Another all-time comfort food favorite in our home is â€œPesang Manokâ€ or boiled chicken soup. As with almost any chicken broth based soup, there is something incredibly soothing and restorative about it, something homey and bound-to-make-you-feel-better regardless of what ails you. It could be a cold or bout of flu, or sometimes, when you are just feeling lowâ€¦ Pesang Manok with rice is basic, delicious, and memorable. As with many dishes, it also varies slightly from home to home. Until I decided to feature this simple yet satisfying dish, it never really occurred to me to wonder what â€œpesaâ€ meant or where it evolved fromâ€¦

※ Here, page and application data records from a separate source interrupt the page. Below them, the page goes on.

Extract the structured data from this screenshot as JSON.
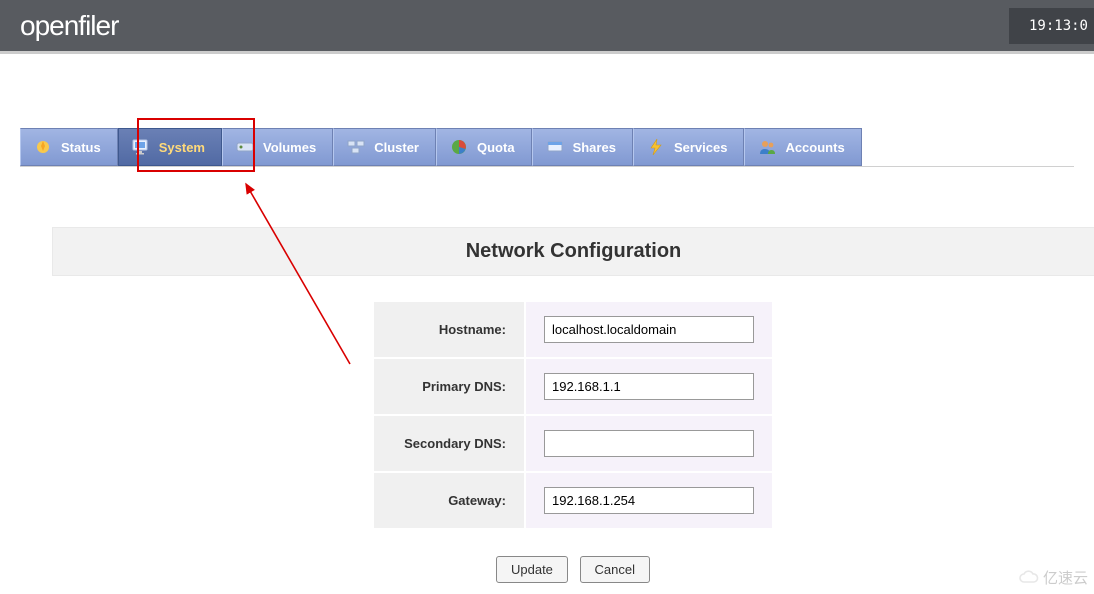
{
  "header": {
    "logo": "openfiler",
    "clock": "19:13:0"
  },
  "tabs": [
    {
      "id": "status",
      "label": "Status"
    },
    {
      "id": "system",
      "label": "System"
    },
    {
      "id": "volumes",
      "label": "Volumes"
    },
    {
      "id": "cluster",
      "label": "Cluster"
    },
    {
      "id": "quota",
      "label": "Quota"
    },
    {
      "id": "shares",
      "label": "Shares"
    },
    {
      "id": "services",
      "label": "Services"
    },
    {
      "id": "accounts",
      "label": "Accounts"
    }
  ],
  "active_tab": "system",
  "panel": {
    "title": "Network Configuration",
    "fields": {
      "hostname": {
        "label": "Hostname:",
        "value": "localhost.localdomain"
      },
      "primary_dns": {
        "label": "Primary DNS:",
        "value": "192.168.1.1"
      },
      "secondary_dns": {
        "label": "Secondary DNS:",
        "value": ""
      },
      "gateway": {
        "label": "Gateway:",
        "value": "192.168.1.254"
      }
    },
    "buttons": {
      "update": "Update",
      "cancel": "Cancel"
    }
  },
  "watermark": "亿速云"
}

A quick Google search yielded a definition which was definitely not what I was looking for but so amusing I thought I would share it with youâ€¦ PESA also stands for Percutaneous Epididymal Sperm Aspiration which apparently means a method of obtaining sperm non-surgically using a fine needleâ€¦ Yikes, letâ€™s not go there, shall we??!? At any rate, a little more searching yielded a wonderful article on/by Doreen Fernandez from the NYU archives that explained the term pesa as being derived from the Hokkien term where it means â€œplain boiled.â€ Apparently it is only used to refer to boiled fish but later in the Philippines evolved into including chicken, which is the version I actually grew up with and thus prefer. Ms. Fernandez goes on to write more that in Pilipino, â€œpesaâ€ as a word refers to fish but when paired with â€œmanokâ€ refers to the boiled chicken soup. Isnâ€™t that neat?
This is the simple pesa recipe we use in our household. Saute some nice large slices of ginger and large chunks of onion in some vegetable oil. Once fragrant, add a whole chicken to the pot and take care to stir the veggies about so they donâ€™t burn. Brown the chicken a bit on all sides to get some of that terrific flavor from the caramelization of the skin. Cover with water and add the peppercorns and bay leaves. Boil for roughly 30 minutes and add some chopped peeled potatoes. Cook a bit more and when the chicken is cooked add some cabbage or bok choy and it is ready to go. Add patis, salt and pepper to taste. In our house, we add some chorizo bilbao that is sliced thinly. This serves to add a flavor punch to what could otherwise be described as being a bit too plain boiled chickenâ€¦ The chorizo also releases its oils and to me, makes the dish visually more appealing. Depending on my mood, this is great eaten separately (broth first, then contents with rice) or you can put everything in a bowl, add the rice and eat it all together! Serve with patis and kalamansi on the side.